Expanded Recycling Program Ups the Ante in San Francisco

It's been 17 years since San Francisco launched its highly successful recycling program, and many city residents admit they still find themselves wondering "do I or don't I?" when approaching the blue bin at their home or work.

People living in San Francisco can expect their black bins to get smaller and their blue bins to get bigger with the new expanded list of recyclable items accepted by Recology. SF Environment


Published: November, 2017


It’s been 17 years since San Francisco launched its highly successful recycling program, and many city residents admit they still find themselves wondering “do I or don’t I?” when approaching the blue bin at their home or work.

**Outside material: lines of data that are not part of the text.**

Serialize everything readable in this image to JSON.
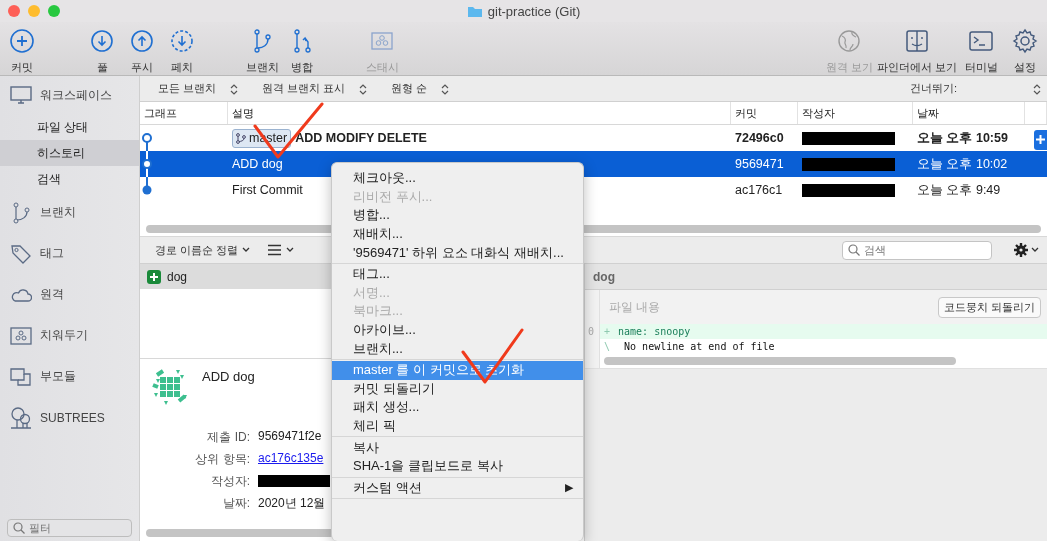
{
  "window": {
    "title": "git-practice (Git)"
  },
  "toolbar": {
    "left": [
      {
        "label": "커밋",
        "kind": "commit",
        "disabled": false
      },
      {
        "label": "풀",
        "kind": "pull",
        "disabled": false
      },
      {
        "label": "푸시",
        "kind": "push",
        "disabled": false
      },
      {
        "label": "페치",
        "kind": "fetch",
        "disabled": false
      },
      {
        "label": "브랜치",
        "kind": "branch",
        "disabled": false
      },
      {
        "label": "병합",
        "kind": "merge",
        "disabled": false
      },
      {
        "label": "스태시",
        "kind": "stash",
        "disabled": true
      }
    ],
    "right": [
      {
        "label": "원격 보기",
        "kind": "remote",
        "disabled": true
      },
      {
        "label": "파인더에서 보기",
        "kind": "finder",
        "disabled": false
      },
      {
        "label": "터미널",
        "kind": "terminal",
        "disabled": false
      },
      {
        "label": "설정",
        "kind": "settings",
        "disabled": false
      }
    ]
  },
  "sidebar": {
    "items": [
      {
        "label": "워크스페이스",
        "kind": "workspace",
        "selected": false,
        "children": [
          {
            "label": "파일 상태",
            "selected": false
          },
          {
            "label": "히스토리",
            "selected": true
          },
          {
            "label": "검색",
            "selected": false
          }
        ]
      },
      {
        "label": "브랜치",
        "kind": "branch",
        "selected": false
      },
      {
        "label": "태그",
        "kind": "tag",
        "selected": false
      },
      {
        "label": "원격",
        "kind": "remote",
        "selected": false
      },
      {
        "label": "치워두기",
        "kind": "stash",
        "selected": false
      },
      {
        "label": "부모듈",
        "kind": "submodule",
        "selected": false
      },
      {
        "label": "SUBTREES",
        "kind": "subtree",
        "selected": false
      }
    ],
    "filter": {
      "placeholder": "필터"
    }
  },
  "filters": [
    {
      "label": "모든 브랜치"
    },
    {
      "label": "원격 브랜치 표시"
    },
    {
      "label": "원형 순"
    }
  ],
  "skip": {
    "label": "건너뛰기:"
  },
  "table": {
    "columns": [
      "그래프",
      "설명",
      "커밋",
      "작성자",
      "날짜"
    ],
    "rows": [
      {
        "branch": "master",
        "description": "ADD MODIFY DELETE",
        "commit": "72496c0",
        "date": "오늘 오후 10:59",
        "head": true,
        "selected": false
      },
      {
        "description": "ADD dog",
        "commit": "9569471",
        "date": "오늘 오후 10:02",
        "head": false,
        "selected": true
      },
      {
        "description": "First Commit",
        "commit": "ac176c1",
        "date": "오늘 오후 9:49",
        "head": false,
        "selected": false
      }
    ]
  },
  "file_toolbar": {
    "sort": "경로 이름순 정렬",
    "search": {
      "placeholder": "검색"
    }
  },
  "files": [
    {
      "name": "dog",
      "selected": true
    }
  ],
  "commit_detail": {
    "message": "ADD dog",
    "fields": [
      {
        "label": "제출 ID:",
        "value": "9569471f2e",
        "kind": "text"
      },
      {
        "label": "상위 항목:",
        "value": "ac176c135e",
        "kind": "link"
      },
      {
        "label": "작성자:",
        "kind": "redacted"
      },
      {
        "label": "날짜:",
        "value": "2020년 12월",
        "kind": "text"
      }
    ]
  },
  "diff": {
    "file": "dog",
    "header": "파일 내용",
    "button": "코드뭉치 되돌리기",
    "lines": [
      {
        "number": "0",
        "marker": "+",
        "text": "name: snoopy",
        "kind": "added"
      },
      {
        "marker": "\\",
        "text": " No newline at end of file",
        "kind": "note"
      }
    ]
  },
  "context_menu": {
    "sections": [
      [
        {
          "label": "체크아웃...",
          "disabled": false,
          "selected": false
        },
        {
          "label": "리비전 푸시...",
          "disabled": true,
          "selected": false
        },
        {
          "label": "병합...",
          "disabled": false,
          "selected": false
        },
        {
          "label": "재배치...",
          "disabled": false,
          "selected": false
        },
        {
          "label": "'9569471' 하위 요소 대화식 재배치...",
          "disabled": false,
          "selected": false
        }
      ],
      [
        {
          "label": "태그...",
          "disabled": false,
          "selected": false
        },
        {
          "label": "서명...",
          "disabled": true,
          "selected": false
        },
        {
          "label": "북마크...",
          "disabled": true,
          "selected": false
        },
        {
          "label": "아카이브...",
          "disabled": false,
          "selected": false
        },
        {
          "label": "브랜치...",
          "disabled": false,
          "selected": false
        }
      ],
      [
        {
          "label": "master 를 이 커밋으로 초기화",
          "disabled": false,
          "selected": true
        },
        {
          "label": "커밋 되돌리기",
          "disabled": false,
          "selected": false
        },
        {
          "label": "패치 생성...",
          "disabled": false,
          "selected": false
        },
        {
          "label": "체리 픽",
          "disabled": false,
          "selected": false
        }
      ],
      [
        {
          "label": "복사",
          "disabled": false,
          "selected": false
        },
        {
          "label": "SHA-1을 클립보드로 복사",
          "disabled": false,
          "selected": false
        }
      ],
      [
        {
          "label": "커스텀 액션",
          "disabled": false,
          "selected": false,
          "arrow": "▶"
        }
      ]
    ]
  }
}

San Francisco Department of the Environment (SF Environment) and Recology hope to make answering that question easier by expanding the list of recyclable items and taking more of the guesswork out of sorting waste. Effective immediately, to-go coffee cups with sleeves and lids, food cartons and plastic films (bags, shrink wrap and bubble wrap) can all be tossed in blue bin.


Technically, these bin-friendly items have been recyclable for some time, but the logistics involved with their collection, handling and processing made recycling on a citywide basis cost prohibitive until now. As a result, recycle-happy San Franciscans have had to begrudgingly chuck these items into their black bins with landfill-bound waste. But as technology has improved, Recology has seized the opportunity to keep more waste out of landfills and help San Francisco meet its goal of being a zero-waste city by 2020.

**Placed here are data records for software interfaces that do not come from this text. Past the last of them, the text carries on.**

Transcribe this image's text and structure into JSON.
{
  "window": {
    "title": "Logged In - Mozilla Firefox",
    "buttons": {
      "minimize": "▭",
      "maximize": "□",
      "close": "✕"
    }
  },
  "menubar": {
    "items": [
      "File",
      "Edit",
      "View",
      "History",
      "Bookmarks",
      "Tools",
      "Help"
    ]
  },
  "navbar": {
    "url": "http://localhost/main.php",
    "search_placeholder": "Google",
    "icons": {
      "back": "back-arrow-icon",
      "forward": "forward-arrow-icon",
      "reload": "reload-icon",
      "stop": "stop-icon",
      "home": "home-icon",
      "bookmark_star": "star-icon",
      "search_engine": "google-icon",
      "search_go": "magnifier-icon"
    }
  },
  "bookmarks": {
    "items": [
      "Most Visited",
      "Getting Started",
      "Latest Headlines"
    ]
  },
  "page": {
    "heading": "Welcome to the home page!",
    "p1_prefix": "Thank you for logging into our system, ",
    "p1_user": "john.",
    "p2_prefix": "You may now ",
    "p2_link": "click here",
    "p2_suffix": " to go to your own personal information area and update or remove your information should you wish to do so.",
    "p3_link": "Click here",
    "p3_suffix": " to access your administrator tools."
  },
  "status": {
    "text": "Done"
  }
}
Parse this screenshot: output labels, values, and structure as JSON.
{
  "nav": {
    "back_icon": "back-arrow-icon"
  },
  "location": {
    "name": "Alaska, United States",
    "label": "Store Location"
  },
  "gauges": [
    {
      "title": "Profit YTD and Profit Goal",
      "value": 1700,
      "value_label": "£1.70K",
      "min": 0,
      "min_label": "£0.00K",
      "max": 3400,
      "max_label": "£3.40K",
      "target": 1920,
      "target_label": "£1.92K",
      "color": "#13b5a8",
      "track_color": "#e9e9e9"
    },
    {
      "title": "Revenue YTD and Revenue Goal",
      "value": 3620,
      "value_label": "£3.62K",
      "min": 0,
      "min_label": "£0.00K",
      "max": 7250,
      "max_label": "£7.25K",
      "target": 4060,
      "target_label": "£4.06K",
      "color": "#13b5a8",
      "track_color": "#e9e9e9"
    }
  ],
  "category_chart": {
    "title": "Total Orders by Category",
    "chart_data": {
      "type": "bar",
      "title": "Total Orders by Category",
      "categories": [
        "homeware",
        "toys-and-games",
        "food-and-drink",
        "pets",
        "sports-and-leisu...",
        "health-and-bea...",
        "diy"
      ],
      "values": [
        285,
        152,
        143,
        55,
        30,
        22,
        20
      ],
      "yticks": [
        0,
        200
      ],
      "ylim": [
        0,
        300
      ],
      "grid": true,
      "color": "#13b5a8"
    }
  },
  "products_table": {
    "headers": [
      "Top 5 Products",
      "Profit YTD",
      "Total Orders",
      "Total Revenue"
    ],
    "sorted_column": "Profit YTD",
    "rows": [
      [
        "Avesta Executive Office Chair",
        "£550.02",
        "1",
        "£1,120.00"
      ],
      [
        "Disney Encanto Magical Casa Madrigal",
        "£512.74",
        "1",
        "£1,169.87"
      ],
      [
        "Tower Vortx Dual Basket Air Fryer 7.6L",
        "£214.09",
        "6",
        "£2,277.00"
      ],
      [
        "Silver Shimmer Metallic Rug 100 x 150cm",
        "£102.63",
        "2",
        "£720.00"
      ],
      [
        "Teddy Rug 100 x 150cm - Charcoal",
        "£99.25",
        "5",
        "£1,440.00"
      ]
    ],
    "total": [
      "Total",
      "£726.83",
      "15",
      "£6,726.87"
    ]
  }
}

“There were operational challenges that needed to be addressed first, and Recology has made a tremendous invest-ment in upgrading their infrastructure at Recycle Central at Pier 96 in San Francisco,” said SF Environment spokesperson Peter Gallotta. “The expanded capacity and new technologies, such as optical sorters, have now enabled San Francisco to accept more recyclable materials in the blue bin.”


“It’s a serious investment in the city’s continuing commitment to achieve zero waste and our commitment to changing our industry into resource recovery,” said Recology’s Paul Giusti, the company’s community and government affairs manager.


The expansion of San Francisco’s recycling program is being rolled out on a neighborhood-by-neighborhood basis, beginning in the Sunset District and moving east toward the Bay, with all neighborhoods expected to be onboard with the program enhancements within the next two years. As neighborhoods join, business and residents will see their blue bins get bigger (64 gallons instead of 32 gallons), and their black bins get smaller (16 gallons instead of 32 gallons). Compost bins will remain the same size.


“The smaller black bins that are rolling out throughout San Francisco are intended to remind residents that very little material actually goes in the black bin,” said Gallotta. Roughly 50 percent of the waste deposited in black bins is actually recyclable or compostable, according to SF Environment.


“The blue and green bins are where the majority of items should be placed,” said Gallotta. So the real question that the new smaller black bins prompts residents to think about is, “Does it go in the blue or green bin?”


And the reminder appears to be working. Gallotta said that no sooner were bins swapped in the Sunset District than Recology reported an increase in the amount of waste being deposited in blue bins and a decrease in the amount being deposited in black bins. “These are very preliminary results, but are promising for the direction we want to be heading in,” he said.


In 2012, San Francisco reported an 80 percent diversion rate, meaning only 20 percent of the city’s waste was being sent to landfills. City officials hope its new recycling guidelines will help bump that diversion rate up to 90 percent. But to achieve zero waste, consumers will need to think more sustainably at the checkout counter—which means being more conscious about what they buy and how much, and about where those purchases are going to end up when they are done with them.


The onus is also on the manufacturers providing goods to consumers to design products more sustainably and think about the entire lifecycle of those products. And that can’t happen soon enough, as landfills are quickly nearing capacity. In 2013, SF Environment reported that only one million of the original 15 million tons contracted at Altamont Landfill were still available.


“While we have made tremendous progress toward reducing waste, we must keep up the momentum and try to do even more,” said San Francisco Board of Supervisors President London Breed at a press event last month. “The people of San Francisco are committed to zero waste, and these recycling changes represent another giant step forward in our history of environmental stewardship.”


“We are asking San Franciscans to join us, once again, in doing their part to help us reduce waste, reuse what they can, and recycle and compost even more,” said SF Environment Director Debbie Raphael.


Gallotta said that education is a key part of San Francisco’s zero-waste strategy, and SF Environment will be doing targeted outreach over the next few years to business owners, property managers and residents to inform them of program enhancements, along with providing new signage, bin stickers and other materials. A new website, SFRecycles.org, was also launched recently to be a one-stop resource that San Franciscans can use to figure out what goes in which bin.


“Success is dependent on everyone’s collective help,” Gallotta said.


City officials hope its new recycling guidelines will help get the City’s diversion rate up to 90 percent. SF Environment